**WHAT NEEDS TO BE DONE:** From the line containing "Read all visible" through the last line of the records, print every line exactly and nothing more.

****************************************

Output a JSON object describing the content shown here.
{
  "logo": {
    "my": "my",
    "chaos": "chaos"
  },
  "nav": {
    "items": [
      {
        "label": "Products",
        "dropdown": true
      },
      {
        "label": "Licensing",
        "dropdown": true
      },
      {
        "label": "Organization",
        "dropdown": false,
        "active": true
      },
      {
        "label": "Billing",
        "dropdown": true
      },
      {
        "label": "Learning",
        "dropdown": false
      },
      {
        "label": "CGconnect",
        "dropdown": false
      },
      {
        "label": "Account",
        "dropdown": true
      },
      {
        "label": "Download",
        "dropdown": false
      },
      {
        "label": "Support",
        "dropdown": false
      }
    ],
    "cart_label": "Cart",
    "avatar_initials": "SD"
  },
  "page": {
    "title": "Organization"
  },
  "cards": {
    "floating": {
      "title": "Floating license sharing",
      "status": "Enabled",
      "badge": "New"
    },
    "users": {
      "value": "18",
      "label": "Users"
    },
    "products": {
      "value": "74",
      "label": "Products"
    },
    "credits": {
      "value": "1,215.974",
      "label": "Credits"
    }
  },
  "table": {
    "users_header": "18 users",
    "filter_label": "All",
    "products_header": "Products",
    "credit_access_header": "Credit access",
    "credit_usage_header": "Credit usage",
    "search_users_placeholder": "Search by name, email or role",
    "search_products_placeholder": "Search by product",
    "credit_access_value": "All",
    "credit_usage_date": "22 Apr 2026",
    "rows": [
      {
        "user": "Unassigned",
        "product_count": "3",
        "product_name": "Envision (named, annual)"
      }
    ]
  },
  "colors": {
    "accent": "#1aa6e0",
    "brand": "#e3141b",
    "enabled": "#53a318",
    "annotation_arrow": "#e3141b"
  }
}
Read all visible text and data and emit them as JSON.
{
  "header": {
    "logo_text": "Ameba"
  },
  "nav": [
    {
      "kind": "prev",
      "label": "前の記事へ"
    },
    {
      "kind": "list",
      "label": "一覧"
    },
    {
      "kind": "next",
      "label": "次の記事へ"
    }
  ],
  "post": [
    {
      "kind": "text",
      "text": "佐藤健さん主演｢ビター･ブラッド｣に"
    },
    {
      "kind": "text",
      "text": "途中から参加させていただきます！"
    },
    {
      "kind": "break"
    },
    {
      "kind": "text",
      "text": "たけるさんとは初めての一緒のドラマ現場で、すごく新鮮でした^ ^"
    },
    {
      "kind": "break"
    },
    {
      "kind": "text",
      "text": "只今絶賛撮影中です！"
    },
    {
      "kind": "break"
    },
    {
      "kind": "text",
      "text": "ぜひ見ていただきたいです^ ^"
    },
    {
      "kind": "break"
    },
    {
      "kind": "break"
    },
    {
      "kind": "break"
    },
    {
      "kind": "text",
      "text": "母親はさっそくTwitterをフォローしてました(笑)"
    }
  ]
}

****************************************

**WRITTEN SOLUTION:**
Read all visible text and data and emit them as JSON.
{
  "header": {
    "logo_text": "Ameba"
  },
  "nav": [
    {
      "kind": "prev",
      "label": "前の記事へ"
    },
    {
      "kind": "list",
      "label": "一覧"
    },
    {
      "kind": "next",
      "label": "次の記事へ"
    }
  ],
  "post": [
    {
      "kind": "text",
      "text": "佐藤健さん主演｢ビター･ブラッド｣に"
    },
    {
      "kind": "text",
      "text": "途中から参加させていただきます！"
    },
    {
      "kind": "break"
    },
    {
      "kind": "text",
      "text": "たけるさんとは初めての一緒のドラマ現場で、すごく新鮮でした^ ^"
    },
    {
      "kind": "break"
    },
    {
      "kind": "text",
      "text": "只今絶賛撮影中です！"
    },
    {
      "kind": "break"
    },
    {
      "kind": "text",
      "text": "ぜひ見ていただきたいです^ ^"
    },
    {
      "kind": "break"
    },
    {
      "kind": "break"
    },
    {
      "kind": "break"
    },
    {
      "kind": "text",
      "text": "母親はさっそくTwitterをフォローしてました(笑)"
    }
  ]
}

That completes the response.